I am trying to store 100,000 keys. I am using 2 environments simultaneously. The problem is I am encountering heap space error. I did not encounter this when the environments are not writing simultaneously.
Please someone help me with the error. Thanks in advance.
I will need to refine a little the previous answer I gave you, so that I point out that JE does live within a cache, and will not indiscriminately exceed that memory boundary.
You don't really need to increase the cache size to avoid an OOME. To clarify, the problem lies in what JE thinks the cache size is, relative to the available memory in the Java process.
By default, JE will use a certain 60% of the JVM heap. However, we assume that there is one environment used in the process. If you use two (or more) environments in the same process (as in your case), and don't reduce their cache sizes, or use a shared cache, they will each use 60%, which of course adds up to 120%, which leads to an OOME.
So you need to reduce the cache size per environment, or use a shared cache rather than increase the cache size.
Edited by: Andrei Costache, Oracle on Sep 5, 2012 5:44 PM
I tried the solution of shared cache, no more heap space error.

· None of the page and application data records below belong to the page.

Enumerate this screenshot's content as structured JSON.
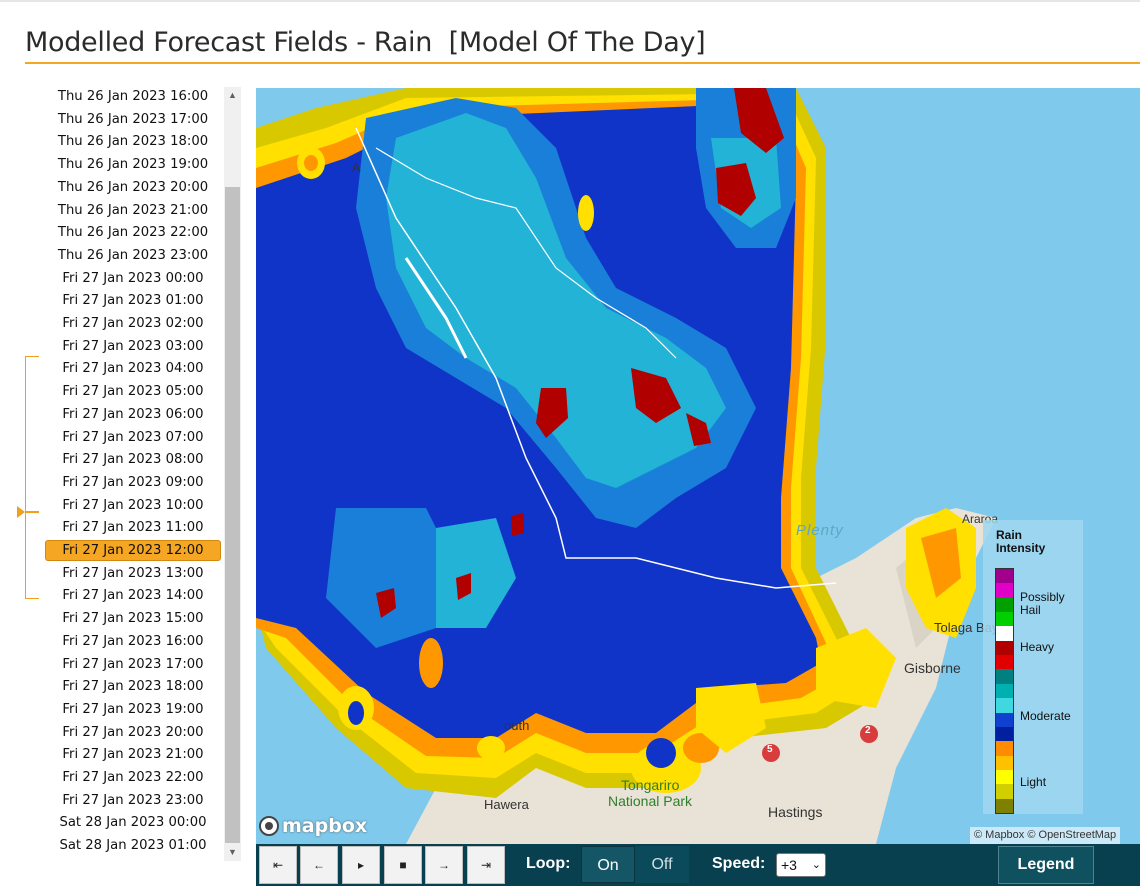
{
  "page_title": "Modelled Forecast Fields - Rain  [Model Of The Day]",
  "times": [
    "Thu 26 Jan 2023 16:00",
    "Thu 26 Jan 2023 17:00",
    "Thu 26 Jan 2023 18:00",
    "Thu 26 Jan 2023 19:00",
    "Thu 26 Jan 2023 20:00",
    "Thu 26 Jan 2023 21:00",
    "Thu 26 Jan 2023 22:00",
    "Thu 26 Jan 2023 23:00",
    "Fri 27 Jan 2023 00:00",
    "Fri 27 Jan 2023 01:00",
    "Fri 27 Jan 2023 02:00",
    "Fri 27 Jan 2023 03:00",
    "Fri 27 Jan 2023 04:00",
    "Fri 27 Jan 2023 05:00",
    "Fri 27 Jan 2023 06:00",
    "Fri 27 Jan 2023 07:00",
    "Fri 27 Jan 2023 08:00",
    "Fri 27 Jan 2023 09:00",
    "Fri 27 Jan 2023 10:00",
    "Fri 27 Jan 2023 11:00",
    "Fri 27 Jan 2023 12:00",
    "Fri 27 Jan 2023 13:00",
    "Fri 27 Jan 2023 14:00",
    "Fri 27 Jan 2023 15:00",
    "Fri 27 Jan 2023 16:00",
    "Fri 27 Jan 2023 17:00",
    "Fri 27 Jan 2023 18:00",
    "Fri 27 Jan 2023 19:00",
    "Fri 27 Jan 2023 20:00",
    "Fri 27 Jan 2023 21:00",
    "Fri 27 Jan 2023 22:00",
    "Fri 27 Jan 2023 23:00",
    "Sat 28 Jan 2023 00:00",
    "Sat 28 Jan 2023 01:00"
  ],
  "selected_time": "Fri 27 Jan 2023 12:00",
  "scrollbar": {
    "up_icon": "triangle-up-icon",
    "down_icon": "triangle-down-icon"
  },
  "map": {
    "labels": {
      "araroa": "Araroa",
      "plenty": "Plenty",
      "tologa": "Tolaga Bay",
      "gisborne": "Gisborne",
      "south": "outh",
      "tongariro_1": "Tongariro",
      "tongariro_2": "National Park",
      "hawera": "Hawera",
      "hastings": "Hastings",
      "a": "A",
      "route_5": "5",
      "route_2": "2"
    },
    "logo_text": "mapbox",
    "attribution": "© Mapbox © OpenStreetMap"
  },
  "legend": {
    "title_line1": "Rain",
    "title_line2": "Intensity",
    "labels": [
      "Possibly",
      "Hail",
      "Heavy",
      "Moderate",
      "Light"
    ],
    "colors": [
      "#a0008c",
      "#e000c8",
      "#00a000",
      "#00d000",
      "#ffffff",
      "#b00000",
      "#e00000",
      "#008080",
      "#00b0b0",
      "#40d8e0",
      "#1040d0",
      "#0020a0",
      "#ff8c00",
      "#ffc000",
      "#ffff00",
      "#d0d000",
      "#808000"
    ]
  },
  "controls": {
    "buttons": [
      "first-frame-icon",
      "step-back-icon",
      "play-icon",
      "stop-icon",
      "step-forward-icon",
      "last-frame-icon"
    ],
    "loop_label": "Loop:",
    "loop_on": "On",
    "loop_off": "Off",
    "speed_label": "Speed:",
    "speed_value": "+3",
    "legend_button": "Legend"
  }
}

The problem now is that only one environment is writing the records. The other environment creates the database environment but didn't write the records. Please advice some possible solutions.
The use of a shared cache doesn't influence whether records are written or not. There must be something different that you're doing for the two environments, or something you're misunderstanding. The information you've given isn't nearly enough to know what that is.
Perhaps it would be best if you were to write a small standalone test, in a single .java file with a main method, that demonstrates the problem you're having. If you post this source code, then we should be able to understand the problem you're having.
For the writing of records, I made it a GWT application for the two environments to write simultaneously. Is there any way to speed up the writing of records? My current environment config is like this:
EnvironmentConfig environmentConfig = new EnvironmentConfig();
There are a few things that are unclear about your situation. For example, I don't understand if you are using two different environments (with different environment home directories) or if you have multiple threads with the different handles, or Environment instances, for the same directory. I think you mean the former (two different home directories).
Also, you said this:
but you must have left something out. You should show us what the durability value is, such as Durability.COMMIT_SYNC, Durability.COMMIT_NO_SYNC, etc. That's can have a big performance impact. You will want to read the javadoc for Durability about the differences.
But in the end, we can't answer your question without more information. There is no reason within BDB JE why two environments (with different environment directories) should have any impact on each other, except for system resources. There's no coordination between the two environments, except that they are both using the system's memory and I/O resources. One way to approach this is to take thread stack dumps when the system is not behaving well. That would help you identify a potential bottleneck, whether it is in BDB JE or elsewhere.